FCC Greenlights AT&T Merger With Bellsouth
Commission Concludes That Significant Public Interest Benefits Are
Likely to Result
by Stephen Heiser
Tues, January 2, 2007
The Federal Communications Commission last week approved the merger of
AT&T Inc. and BellSouth Corp. The Commission concluded that significant
public interest benefits are likely to result from this transaction.
Benefits to consumers include:
-- Deployment of broadband throughout the entire AT&T-BellSouth in-region
territory in 2007.
-- Increased competition in the market for advanced pay television
services due to AT&T's ability to deploy Internet Protocol-based video
services more quickly than BellSouth could do so absent the merger.
-- Improved wireless products, services and reliability due to the
efficiencies gained by unified management of Cingular Wireless, which is
now a joint venture operated by BellSouth and AT&T.
-- Enhanced national security, disaster recovery and government services
through the creation of a unified, end-to-end IP-based network capable
of providing efficient and secure government communications.
-- Better disaster response and preparation from the companies
because of unified operations.
The Commission's analysis of competitive effects focused on six key
groups of services.
-- Special access competition. The record indicates that, in a small
number of buildings in the BellSouth in-region territory where AT&T
and BellSouth are the only carriers with direct connections, and where
entry is unlikely, the merger is likely to have an anticompetitive
effect. The Commission found that a commitment by AT&T to divest
indefeasible rights of use (IRUs) to those facilities adequately
remedied the competitive harm. The Commission further found that the
merger was not likely to result in anticompetitive effects with
respect to other special access services that combine one carrier's
own facilities with those of another.
-- Retail enterprise competition. The Commission found that the
merger is not likely to have anticompetitive effects for enterprise

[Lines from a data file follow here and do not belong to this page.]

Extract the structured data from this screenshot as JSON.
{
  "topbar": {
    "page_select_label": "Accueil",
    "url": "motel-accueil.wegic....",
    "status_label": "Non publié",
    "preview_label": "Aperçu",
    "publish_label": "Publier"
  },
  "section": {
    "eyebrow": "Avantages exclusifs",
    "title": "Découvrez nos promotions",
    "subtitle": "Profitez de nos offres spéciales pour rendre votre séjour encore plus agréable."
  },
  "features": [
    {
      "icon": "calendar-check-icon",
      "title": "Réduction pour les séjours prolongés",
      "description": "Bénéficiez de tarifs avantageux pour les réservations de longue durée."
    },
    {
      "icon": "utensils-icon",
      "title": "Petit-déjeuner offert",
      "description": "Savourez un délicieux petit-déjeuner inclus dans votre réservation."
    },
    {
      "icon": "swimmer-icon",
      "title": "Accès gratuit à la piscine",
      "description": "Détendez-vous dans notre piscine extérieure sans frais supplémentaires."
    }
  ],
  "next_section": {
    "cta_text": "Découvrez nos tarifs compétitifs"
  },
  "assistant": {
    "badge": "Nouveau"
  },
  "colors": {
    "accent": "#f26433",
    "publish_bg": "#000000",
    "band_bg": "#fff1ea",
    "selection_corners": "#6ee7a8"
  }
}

customers, even though the applicants currently compete against each
other with respect to certain types of enterprise services and some
classes of enterprise customers. The Commission found that competition
for medium and large enterprise customers should remain strong after
the merger because medium and large enterprise customers are
sophisticated, high-volume purchasers of communications services and
because there will remain a significant number of carriers competing
in the market.
-- Mass market voice competition. The Commission concluded that the
merger is not likely to have anticompetitive effects in the mass
market. The Commission found that neither BellSouth nor AT&T is a
significant present or potential participant in this market outside of
their respective regions. Consequently, the Commission found that
neither party was exerting significant competitive pressure on the
other in their respective in-region territories. The Commission
further noted that the rapid growth of intermodal competitors --
particularly cable telephony providers (whether circuit-switched or
Voice over IP (VoIP) -- is an increasingly significant competitive
force in this market, and anticipates that such competitors likely
will play an increasingly important role with respect to future mass
market voice competition.
-- Mass market Internet competition. The Commission found that the
merger is not likely to result in anticompetitive effects for mass
market high-speed Internet access services. Specifically, the
Commission concluded that the merger caused no horizontal effects for
these services because neither BellSouth nor AT&T provides any
significant level of Internet access service outside of its respective
region. The Commission also concluded that, while the merger may
result in some vertical integration, the record did not support
commenters' conclusions that the merged entity will have the
incentive to act anticompetitively in the mass market high-speed
Internet access services market.
-- Internet backbone competition. The Commission concluded that the
merger is not likely to result in anticompetitive effects in the
Internet backbone market. The Commission found that the merger is not
likely to cause the Tier 1 backbone market to tip to monopoly or
duopoly, nor is it likely to increase the Applicant's incentive
and/or ability to raise rivals' costs.
-- International competition. The Commission found that the merger is
not likely to result in anticompetitive effects for international
services provided to mass market, enterprise, or global
telecommunications services customers. The Commission also concluded
that the merger is not likely to result in anticompetitive effects in
the international transport, facilities-based IMTS, or international
private line markets.
-- In addition, on December 28, 2006, AT&T made a series of voluntary
commitments that are enforceable by the Commission and attached as an
Appendix. These conditions are voluntary, enforceable commitments by
AT&T but are not general statements of Commission policy and do not
alter Commission precedent or bind future Commission policy or rules.
Action by the Commission, and effective upon adoption, Friday,
December 29, 2006, by Memorandum Opinion and Order. Chairman Martin
and Commissioner Tate, with Commissioners Copps and Adelstein
concurring, and Commissioner McDowell not participating.